MERKAVA tank 370.
(photo credit: Michael Shvadron/IDF spokesperson)
The government could aid long-term economic growth if it increases its 2013
deficit target to 3.3 percent of GDP and, among other things, cuts defense
spending by NIS 3 billion, a study released Sunday by the Van Leer Jerusalem
The study estimates that a plan to spread out budget
cuts and tax increases over the course of three years – instead of simply
cutting the required NIS 14b. from the budget and increasing revenues by NIS
5b., as currently required – could increase economic output by 1.1% through
2020, although it would mean tackling the country’s debt less
In a comparison of several different budgetary scenarios,
the study concluded that aiming for a 3.3% instead of a 3% deficit would
ultimately be better for the economy. The scenario that would accomplish this
would raise both taxes and spending by equal levels of NIS 7b. for 2013, and
push additional planned spending increases (and taxes to match) into 2014 and
That plan, it argues, would reduce the nation’s debt burden from
75.2% to 67.6% by 2020; whereas sticking to current deficit targets would bring
it down to 65.2% in the same time-frame.
That would be worth it, the
center argues, for the extra economic growth.
In an econometric analysis
of Israel defense spending over the years, the study found that NIS 3b. more
than necessary is being spent, based on present measures of regional conflict,
US defense expenditures, and enemy defense expenditures.
recommended slashing tax exemptions for capital investment incentives and value
added tax for tourism and Eilat, increasing taxes on natural resources, and
imposing an estate tax.
The paper argues that tax reductions in recent
years provided a short-term stimulus which gave the false impression of
long-term growth, but actually had only a temporary effect that ultimately led
to lower revenues. That, alongside the two-year budget’s inability to predict
revenues accurately for two full years, added to the deficit. The study
recommended avoiding any policy that would reduce demand; and ensuring new tax
revenue balanced all new expenditures shekel for shekel.
According to the
report, the percentage of disposable income taken as transfer payments –
government expenditures that aid the poor by redistributing income – fell from
17% in 2002 to just 13% in 2011. At the same time, the redistribution became
less progressive, providing fewer funds to the poor. A continuing reduction in
transfer payments, the study warned, would produce higher inequality in the
country’s society, already among the worst in the OECD. According to the

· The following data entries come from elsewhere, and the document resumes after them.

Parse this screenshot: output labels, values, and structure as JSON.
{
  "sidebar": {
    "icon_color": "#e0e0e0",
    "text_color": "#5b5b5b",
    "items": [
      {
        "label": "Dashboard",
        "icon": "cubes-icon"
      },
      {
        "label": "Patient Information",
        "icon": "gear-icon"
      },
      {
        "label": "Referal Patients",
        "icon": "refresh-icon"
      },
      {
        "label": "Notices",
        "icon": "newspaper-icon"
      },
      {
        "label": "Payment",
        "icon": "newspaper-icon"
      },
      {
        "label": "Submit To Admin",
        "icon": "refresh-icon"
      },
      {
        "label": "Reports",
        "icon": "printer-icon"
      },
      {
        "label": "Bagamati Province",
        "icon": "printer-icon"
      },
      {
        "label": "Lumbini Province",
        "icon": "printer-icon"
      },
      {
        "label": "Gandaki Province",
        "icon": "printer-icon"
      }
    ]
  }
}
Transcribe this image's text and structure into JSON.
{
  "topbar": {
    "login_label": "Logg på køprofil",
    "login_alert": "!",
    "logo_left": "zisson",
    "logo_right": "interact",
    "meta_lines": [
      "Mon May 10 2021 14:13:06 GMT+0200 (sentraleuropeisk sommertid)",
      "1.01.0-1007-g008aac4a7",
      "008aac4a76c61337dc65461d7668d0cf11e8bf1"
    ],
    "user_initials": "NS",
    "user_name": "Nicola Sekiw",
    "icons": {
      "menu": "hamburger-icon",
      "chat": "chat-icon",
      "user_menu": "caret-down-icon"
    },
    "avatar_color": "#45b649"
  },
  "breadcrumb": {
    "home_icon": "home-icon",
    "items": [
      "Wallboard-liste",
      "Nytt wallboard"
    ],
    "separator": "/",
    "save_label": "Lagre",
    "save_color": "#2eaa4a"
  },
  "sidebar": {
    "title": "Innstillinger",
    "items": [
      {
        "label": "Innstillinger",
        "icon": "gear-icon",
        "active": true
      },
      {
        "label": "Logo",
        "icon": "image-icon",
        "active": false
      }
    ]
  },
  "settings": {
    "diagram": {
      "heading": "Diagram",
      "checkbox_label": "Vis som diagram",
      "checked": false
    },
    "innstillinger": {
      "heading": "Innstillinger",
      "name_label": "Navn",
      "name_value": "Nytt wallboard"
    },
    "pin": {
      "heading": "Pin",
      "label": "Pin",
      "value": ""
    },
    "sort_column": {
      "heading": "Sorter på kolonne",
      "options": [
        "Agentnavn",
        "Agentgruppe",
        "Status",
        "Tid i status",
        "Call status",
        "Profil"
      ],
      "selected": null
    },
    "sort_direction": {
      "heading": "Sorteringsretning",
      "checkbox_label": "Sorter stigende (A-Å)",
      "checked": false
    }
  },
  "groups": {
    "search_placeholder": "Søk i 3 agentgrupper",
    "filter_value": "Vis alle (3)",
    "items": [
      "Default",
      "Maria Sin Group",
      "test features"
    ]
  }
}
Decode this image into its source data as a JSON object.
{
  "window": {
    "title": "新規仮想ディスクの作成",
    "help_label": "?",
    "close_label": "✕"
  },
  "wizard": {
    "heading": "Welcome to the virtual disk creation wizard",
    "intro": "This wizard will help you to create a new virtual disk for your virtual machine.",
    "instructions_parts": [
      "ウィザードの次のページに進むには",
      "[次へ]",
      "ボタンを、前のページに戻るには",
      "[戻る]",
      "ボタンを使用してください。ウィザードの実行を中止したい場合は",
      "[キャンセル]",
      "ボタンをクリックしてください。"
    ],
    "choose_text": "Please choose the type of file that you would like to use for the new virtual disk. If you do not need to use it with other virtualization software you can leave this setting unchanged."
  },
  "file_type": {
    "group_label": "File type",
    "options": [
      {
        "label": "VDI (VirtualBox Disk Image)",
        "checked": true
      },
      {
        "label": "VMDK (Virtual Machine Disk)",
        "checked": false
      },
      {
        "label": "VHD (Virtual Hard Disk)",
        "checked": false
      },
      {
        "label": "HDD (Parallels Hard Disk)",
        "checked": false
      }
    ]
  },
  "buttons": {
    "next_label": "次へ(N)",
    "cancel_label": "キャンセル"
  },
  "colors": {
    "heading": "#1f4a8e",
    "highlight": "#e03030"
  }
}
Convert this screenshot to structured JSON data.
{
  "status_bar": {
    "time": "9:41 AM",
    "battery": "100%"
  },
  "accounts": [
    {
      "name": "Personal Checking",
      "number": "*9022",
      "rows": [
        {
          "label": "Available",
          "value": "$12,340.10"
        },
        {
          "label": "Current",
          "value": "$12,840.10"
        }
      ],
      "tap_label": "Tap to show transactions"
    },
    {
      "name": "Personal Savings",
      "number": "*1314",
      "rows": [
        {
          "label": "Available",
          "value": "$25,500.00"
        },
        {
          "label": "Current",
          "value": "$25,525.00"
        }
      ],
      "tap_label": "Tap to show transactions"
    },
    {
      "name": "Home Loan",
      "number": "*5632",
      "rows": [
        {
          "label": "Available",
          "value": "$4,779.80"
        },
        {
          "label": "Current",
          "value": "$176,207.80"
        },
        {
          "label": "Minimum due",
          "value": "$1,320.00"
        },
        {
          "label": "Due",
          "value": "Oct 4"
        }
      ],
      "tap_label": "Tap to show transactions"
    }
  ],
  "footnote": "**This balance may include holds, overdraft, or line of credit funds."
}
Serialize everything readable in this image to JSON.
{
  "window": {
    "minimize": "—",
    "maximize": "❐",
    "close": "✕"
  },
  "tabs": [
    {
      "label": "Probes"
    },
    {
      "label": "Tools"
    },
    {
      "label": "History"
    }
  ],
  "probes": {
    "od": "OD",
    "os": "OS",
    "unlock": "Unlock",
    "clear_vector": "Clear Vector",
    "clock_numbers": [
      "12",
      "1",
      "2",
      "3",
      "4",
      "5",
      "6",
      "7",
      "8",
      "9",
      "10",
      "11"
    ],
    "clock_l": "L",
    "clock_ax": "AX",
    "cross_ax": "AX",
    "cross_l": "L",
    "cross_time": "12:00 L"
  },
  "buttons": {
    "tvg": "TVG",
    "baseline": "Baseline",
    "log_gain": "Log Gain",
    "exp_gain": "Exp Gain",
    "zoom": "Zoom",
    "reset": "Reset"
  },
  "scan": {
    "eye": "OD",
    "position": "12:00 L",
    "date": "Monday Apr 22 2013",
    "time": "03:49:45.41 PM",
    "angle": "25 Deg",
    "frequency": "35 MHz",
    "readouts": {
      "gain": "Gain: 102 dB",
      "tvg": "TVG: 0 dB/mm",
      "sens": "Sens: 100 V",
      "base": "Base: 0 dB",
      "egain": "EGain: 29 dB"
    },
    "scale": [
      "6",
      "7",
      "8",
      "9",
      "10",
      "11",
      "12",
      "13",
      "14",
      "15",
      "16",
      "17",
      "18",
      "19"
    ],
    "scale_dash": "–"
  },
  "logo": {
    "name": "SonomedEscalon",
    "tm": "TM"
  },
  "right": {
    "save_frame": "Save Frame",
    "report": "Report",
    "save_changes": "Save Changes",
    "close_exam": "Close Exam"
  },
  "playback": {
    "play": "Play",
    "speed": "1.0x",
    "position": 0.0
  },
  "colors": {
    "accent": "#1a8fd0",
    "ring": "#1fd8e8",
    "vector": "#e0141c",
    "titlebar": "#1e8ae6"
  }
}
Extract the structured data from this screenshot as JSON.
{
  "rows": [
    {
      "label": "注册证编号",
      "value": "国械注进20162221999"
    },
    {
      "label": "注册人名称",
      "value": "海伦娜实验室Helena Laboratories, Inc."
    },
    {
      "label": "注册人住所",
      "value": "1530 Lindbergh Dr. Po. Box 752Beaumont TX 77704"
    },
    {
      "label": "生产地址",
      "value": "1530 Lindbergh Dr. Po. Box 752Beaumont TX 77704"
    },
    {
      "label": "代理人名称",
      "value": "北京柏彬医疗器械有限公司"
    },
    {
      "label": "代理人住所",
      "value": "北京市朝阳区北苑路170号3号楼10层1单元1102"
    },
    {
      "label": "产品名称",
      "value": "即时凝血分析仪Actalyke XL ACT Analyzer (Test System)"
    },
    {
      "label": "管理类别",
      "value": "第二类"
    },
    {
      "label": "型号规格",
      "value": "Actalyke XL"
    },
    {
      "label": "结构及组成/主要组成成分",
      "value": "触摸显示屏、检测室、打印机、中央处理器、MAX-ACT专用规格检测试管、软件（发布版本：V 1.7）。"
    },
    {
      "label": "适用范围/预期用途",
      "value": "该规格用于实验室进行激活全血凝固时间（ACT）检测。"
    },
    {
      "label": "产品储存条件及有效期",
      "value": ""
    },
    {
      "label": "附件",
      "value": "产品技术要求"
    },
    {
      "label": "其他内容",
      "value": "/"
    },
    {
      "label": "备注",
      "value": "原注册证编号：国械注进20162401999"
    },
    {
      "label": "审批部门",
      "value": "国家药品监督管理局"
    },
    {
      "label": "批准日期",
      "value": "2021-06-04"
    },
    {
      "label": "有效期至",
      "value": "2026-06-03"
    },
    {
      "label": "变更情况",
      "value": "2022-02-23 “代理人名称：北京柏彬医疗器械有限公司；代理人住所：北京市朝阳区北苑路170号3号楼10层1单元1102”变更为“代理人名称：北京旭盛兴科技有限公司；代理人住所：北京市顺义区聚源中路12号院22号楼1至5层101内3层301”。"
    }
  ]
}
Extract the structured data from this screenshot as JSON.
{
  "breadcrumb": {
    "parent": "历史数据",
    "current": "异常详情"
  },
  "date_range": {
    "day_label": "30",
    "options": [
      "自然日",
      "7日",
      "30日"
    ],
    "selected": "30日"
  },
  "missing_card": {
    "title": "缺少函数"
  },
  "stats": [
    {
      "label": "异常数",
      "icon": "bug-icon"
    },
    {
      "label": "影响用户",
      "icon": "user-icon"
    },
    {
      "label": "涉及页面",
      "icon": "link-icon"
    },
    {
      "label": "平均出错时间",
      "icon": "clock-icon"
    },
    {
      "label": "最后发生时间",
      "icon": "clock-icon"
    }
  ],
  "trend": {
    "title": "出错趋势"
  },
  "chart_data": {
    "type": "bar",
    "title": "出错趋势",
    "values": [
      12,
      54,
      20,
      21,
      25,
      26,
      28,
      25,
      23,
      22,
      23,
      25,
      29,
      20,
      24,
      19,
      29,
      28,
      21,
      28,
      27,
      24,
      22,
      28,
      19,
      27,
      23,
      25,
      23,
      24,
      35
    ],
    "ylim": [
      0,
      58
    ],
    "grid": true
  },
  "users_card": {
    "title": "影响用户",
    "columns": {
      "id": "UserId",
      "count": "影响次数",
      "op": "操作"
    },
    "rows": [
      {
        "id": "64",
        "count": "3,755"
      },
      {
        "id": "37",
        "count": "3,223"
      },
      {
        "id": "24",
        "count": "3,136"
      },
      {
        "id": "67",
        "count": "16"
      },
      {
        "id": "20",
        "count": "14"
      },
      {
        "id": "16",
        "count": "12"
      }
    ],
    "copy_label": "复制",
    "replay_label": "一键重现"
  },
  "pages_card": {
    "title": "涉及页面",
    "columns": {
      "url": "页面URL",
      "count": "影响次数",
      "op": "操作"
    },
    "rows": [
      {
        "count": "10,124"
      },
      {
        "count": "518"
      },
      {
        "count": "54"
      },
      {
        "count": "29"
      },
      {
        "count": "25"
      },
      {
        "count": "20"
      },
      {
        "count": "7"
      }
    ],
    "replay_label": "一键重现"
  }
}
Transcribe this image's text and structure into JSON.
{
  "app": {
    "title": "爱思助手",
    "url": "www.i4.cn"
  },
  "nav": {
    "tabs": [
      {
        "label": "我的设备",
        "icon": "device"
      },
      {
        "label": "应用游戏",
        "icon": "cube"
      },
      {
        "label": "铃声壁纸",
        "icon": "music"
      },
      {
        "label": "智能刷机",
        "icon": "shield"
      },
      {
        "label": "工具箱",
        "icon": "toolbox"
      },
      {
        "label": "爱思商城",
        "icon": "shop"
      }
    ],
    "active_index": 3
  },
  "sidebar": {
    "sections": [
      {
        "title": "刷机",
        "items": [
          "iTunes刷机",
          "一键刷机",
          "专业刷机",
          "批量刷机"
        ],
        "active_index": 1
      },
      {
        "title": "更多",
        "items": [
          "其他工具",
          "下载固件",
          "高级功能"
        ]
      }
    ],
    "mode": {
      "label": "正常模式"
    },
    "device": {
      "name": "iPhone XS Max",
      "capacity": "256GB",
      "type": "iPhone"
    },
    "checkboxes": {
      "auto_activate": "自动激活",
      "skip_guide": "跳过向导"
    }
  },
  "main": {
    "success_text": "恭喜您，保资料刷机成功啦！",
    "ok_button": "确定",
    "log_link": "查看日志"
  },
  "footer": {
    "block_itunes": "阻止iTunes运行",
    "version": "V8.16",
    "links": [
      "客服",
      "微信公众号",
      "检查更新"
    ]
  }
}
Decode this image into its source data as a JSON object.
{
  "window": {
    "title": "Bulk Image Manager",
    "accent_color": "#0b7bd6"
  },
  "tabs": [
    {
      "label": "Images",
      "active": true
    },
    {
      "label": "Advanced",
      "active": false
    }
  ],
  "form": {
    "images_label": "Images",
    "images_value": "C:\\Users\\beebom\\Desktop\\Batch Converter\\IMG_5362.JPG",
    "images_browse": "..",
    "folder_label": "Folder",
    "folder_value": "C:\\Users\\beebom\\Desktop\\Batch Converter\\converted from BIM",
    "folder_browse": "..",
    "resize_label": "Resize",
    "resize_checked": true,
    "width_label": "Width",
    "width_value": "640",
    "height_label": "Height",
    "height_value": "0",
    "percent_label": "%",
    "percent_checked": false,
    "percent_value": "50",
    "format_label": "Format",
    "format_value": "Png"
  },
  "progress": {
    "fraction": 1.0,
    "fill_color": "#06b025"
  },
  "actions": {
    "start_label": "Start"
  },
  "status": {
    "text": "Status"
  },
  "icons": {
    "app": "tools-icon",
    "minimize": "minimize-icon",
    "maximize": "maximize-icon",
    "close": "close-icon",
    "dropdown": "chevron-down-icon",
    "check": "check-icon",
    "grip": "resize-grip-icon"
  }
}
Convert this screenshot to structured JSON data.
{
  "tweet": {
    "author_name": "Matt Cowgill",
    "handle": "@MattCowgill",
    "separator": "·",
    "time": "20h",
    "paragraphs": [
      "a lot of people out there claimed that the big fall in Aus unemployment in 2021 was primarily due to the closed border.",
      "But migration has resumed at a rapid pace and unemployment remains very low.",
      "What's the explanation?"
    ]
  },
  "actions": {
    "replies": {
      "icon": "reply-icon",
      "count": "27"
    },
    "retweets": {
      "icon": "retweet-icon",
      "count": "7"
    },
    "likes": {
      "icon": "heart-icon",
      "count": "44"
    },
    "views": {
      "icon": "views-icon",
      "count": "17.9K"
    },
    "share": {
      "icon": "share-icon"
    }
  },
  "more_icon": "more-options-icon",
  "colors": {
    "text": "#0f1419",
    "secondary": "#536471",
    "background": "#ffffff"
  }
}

center’s analysis, the reduced transfers left no room for further cuts in that
The Van Leer Jerusalem Institute will present the findings of its
study in Jerusalem on Sunday night to a panel of academics and government
officials including Eyal Epstein, who oversees the budget at the Finance
Ministry, Karnit Flug, the deputy governor of the Bank of Israel, and Eugene
Kandel, chairman of the National Economic Council in the Prime Minister’s